§ **REQUIREMENT**: What lines in the records include the string "structured"? Return each one.

[DATA SUPPLIED — start]

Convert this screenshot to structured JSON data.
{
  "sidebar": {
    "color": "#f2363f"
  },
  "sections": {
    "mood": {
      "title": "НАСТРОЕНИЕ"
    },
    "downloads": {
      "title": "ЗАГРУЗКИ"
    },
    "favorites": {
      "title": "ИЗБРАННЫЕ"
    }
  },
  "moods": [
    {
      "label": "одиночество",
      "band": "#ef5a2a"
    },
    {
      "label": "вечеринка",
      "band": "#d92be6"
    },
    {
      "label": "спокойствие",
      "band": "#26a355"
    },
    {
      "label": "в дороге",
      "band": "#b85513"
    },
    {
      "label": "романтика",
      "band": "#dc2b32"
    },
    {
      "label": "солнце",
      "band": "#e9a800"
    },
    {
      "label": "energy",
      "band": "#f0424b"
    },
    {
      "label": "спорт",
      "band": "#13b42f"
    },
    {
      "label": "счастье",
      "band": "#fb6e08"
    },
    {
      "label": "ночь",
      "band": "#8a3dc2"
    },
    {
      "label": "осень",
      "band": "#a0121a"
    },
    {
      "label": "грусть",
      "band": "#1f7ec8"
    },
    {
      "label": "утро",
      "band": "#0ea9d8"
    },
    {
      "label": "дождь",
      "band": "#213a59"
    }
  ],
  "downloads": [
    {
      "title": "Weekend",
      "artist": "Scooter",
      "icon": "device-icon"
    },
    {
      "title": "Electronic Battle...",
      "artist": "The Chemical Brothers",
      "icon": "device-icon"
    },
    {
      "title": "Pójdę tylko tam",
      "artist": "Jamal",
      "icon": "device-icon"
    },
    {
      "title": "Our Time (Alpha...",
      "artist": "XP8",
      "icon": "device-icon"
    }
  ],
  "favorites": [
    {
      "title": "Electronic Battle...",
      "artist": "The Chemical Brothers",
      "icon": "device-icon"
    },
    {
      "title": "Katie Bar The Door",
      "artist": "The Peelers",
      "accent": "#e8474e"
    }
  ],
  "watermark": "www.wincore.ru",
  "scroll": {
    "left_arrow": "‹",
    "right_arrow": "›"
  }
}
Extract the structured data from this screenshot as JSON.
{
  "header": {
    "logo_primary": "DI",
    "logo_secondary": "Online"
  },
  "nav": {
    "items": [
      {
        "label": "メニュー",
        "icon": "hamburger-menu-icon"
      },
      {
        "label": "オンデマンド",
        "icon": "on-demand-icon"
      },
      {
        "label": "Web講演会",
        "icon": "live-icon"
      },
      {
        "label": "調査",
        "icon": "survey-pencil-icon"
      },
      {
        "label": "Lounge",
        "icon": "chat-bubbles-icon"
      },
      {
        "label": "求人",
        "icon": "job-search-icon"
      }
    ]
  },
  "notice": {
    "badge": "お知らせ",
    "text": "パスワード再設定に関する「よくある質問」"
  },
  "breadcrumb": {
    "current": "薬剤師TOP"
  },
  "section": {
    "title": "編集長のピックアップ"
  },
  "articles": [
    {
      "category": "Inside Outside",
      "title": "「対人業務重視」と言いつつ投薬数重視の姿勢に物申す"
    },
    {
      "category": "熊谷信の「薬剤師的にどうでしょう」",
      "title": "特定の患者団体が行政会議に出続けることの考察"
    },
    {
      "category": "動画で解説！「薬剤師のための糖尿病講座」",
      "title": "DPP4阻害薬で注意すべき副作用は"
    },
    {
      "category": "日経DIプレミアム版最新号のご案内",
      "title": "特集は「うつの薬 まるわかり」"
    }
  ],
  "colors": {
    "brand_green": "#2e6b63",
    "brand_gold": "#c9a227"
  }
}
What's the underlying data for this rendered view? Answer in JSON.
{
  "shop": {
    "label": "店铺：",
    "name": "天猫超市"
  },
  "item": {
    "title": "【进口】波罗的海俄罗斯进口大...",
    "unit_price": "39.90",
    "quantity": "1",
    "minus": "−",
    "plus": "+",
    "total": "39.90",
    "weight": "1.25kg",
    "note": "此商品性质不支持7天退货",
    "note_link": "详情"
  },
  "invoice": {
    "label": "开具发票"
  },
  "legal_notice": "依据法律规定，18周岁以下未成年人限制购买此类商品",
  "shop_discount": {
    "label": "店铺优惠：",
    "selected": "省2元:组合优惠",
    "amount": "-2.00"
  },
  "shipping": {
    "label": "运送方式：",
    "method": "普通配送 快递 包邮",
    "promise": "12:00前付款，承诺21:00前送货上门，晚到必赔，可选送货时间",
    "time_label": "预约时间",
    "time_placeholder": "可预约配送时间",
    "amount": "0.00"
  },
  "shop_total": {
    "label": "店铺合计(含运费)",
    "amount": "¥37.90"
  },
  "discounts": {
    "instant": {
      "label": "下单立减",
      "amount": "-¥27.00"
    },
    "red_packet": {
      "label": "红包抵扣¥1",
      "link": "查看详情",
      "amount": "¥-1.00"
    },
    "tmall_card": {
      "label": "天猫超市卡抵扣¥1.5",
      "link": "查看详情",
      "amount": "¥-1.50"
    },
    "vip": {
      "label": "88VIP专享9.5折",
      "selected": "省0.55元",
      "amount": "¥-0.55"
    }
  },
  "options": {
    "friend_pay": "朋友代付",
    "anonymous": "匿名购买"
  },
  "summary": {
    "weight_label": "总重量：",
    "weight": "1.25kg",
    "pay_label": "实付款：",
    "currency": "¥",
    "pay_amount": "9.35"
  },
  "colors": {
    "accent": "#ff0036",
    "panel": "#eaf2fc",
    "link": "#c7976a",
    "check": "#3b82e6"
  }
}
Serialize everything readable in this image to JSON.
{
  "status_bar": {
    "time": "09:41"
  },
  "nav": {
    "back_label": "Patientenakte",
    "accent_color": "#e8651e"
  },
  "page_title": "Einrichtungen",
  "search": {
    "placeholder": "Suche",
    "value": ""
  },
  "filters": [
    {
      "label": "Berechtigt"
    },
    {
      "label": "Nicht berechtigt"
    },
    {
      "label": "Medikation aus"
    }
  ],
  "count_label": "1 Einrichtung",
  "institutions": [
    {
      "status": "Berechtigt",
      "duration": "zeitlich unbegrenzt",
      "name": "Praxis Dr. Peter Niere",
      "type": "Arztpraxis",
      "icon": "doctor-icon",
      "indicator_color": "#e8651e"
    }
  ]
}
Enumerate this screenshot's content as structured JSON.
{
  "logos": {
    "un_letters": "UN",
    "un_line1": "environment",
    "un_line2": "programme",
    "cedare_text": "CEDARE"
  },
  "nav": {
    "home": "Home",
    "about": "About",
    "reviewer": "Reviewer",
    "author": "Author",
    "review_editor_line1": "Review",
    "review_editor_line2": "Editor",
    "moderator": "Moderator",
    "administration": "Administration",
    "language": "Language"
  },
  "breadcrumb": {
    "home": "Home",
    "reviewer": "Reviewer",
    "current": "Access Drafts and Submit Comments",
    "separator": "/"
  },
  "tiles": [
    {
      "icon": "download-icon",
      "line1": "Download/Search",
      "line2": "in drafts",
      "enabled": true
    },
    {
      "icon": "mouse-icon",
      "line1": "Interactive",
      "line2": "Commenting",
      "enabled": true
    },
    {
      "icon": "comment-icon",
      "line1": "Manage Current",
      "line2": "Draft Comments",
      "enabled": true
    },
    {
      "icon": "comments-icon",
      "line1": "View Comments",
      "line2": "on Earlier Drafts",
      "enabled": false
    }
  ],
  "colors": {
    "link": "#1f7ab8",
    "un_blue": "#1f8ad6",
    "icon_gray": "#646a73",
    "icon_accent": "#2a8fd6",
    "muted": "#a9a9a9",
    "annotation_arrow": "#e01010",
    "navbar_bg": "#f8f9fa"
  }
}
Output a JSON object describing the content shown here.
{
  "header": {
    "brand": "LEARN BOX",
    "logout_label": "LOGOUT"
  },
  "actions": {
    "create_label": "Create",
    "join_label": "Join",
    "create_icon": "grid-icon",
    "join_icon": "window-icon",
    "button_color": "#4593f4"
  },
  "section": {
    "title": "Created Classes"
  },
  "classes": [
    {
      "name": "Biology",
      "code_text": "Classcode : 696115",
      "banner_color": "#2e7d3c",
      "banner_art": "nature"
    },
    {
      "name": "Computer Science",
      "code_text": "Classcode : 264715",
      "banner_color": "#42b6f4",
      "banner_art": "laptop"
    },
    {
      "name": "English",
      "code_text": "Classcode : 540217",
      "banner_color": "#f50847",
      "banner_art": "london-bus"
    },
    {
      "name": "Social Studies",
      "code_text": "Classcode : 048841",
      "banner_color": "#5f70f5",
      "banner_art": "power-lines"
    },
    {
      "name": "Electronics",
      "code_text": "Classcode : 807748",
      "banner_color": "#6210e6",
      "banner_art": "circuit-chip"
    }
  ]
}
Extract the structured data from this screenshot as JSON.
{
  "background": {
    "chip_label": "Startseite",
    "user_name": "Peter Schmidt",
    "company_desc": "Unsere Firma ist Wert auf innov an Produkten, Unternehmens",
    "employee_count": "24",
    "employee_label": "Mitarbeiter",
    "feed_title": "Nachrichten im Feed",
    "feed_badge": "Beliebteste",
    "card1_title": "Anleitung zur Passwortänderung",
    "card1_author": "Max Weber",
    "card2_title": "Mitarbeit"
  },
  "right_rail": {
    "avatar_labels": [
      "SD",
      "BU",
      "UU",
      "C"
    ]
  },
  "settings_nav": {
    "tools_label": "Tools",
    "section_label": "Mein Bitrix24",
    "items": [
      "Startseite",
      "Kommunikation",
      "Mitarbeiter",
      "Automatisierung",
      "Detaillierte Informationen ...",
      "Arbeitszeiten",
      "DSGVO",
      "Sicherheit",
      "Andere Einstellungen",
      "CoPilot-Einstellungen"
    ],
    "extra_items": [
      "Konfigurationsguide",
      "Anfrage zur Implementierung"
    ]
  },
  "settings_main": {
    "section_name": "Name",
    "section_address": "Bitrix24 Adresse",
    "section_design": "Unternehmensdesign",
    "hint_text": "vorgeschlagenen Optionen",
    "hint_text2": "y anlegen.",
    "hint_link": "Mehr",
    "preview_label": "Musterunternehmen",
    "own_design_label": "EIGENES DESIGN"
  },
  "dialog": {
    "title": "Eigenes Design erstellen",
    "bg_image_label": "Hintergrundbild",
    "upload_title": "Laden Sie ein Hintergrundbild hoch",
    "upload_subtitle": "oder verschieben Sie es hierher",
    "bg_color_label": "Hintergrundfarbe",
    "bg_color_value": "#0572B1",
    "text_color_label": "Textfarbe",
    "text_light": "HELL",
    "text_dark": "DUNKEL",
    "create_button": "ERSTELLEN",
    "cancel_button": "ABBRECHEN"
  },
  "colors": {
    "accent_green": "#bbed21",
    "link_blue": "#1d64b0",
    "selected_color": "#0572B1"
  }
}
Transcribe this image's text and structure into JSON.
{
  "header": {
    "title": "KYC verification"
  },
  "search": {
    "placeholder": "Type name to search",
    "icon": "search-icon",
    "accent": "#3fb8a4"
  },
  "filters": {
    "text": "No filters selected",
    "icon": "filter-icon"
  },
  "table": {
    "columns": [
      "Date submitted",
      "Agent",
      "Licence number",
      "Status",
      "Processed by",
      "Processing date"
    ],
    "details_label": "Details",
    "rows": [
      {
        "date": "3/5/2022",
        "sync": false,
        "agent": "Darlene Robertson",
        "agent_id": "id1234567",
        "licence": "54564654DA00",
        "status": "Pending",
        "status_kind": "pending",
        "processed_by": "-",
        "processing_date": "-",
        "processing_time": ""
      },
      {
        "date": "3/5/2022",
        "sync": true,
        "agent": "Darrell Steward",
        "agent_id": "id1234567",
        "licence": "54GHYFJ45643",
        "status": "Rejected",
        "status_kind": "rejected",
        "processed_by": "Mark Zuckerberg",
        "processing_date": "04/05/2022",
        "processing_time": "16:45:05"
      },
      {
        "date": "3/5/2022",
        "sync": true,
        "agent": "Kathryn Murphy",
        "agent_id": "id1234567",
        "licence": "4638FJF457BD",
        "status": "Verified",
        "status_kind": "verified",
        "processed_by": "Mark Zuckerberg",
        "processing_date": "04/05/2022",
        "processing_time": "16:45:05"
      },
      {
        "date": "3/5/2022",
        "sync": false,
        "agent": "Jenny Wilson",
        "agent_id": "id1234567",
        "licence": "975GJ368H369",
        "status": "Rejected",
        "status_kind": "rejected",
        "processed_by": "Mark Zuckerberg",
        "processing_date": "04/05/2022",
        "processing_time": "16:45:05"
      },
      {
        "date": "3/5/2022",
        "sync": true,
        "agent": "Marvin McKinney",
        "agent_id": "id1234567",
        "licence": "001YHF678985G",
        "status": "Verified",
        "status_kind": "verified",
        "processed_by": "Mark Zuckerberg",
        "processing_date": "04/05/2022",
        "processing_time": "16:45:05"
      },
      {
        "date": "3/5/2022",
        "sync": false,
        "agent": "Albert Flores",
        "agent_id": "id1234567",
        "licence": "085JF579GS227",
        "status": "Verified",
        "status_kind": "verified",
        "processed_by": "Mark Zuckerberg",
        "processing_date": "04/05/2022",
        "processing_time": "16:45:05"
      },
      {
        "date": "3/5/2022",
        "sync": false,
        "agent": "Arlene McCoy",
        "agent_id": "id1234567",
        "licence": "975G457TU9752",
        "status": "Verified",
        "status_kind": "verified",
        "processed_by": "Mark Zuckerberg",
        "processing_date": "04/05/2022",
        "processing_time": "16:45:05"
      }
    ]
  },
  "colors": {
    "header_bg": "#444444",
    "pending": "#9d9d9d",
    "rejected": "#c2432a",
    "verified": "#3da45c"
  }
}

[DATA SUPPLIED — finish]

§ **WRITTEN SOLUTION**:
Convert this screenshot to structured JSON data.
Extract the structured data from this screenshot as JSON.
Enumerate this screenshot's content as structured JSON.
Extract the structured data from this screenshot as JSON.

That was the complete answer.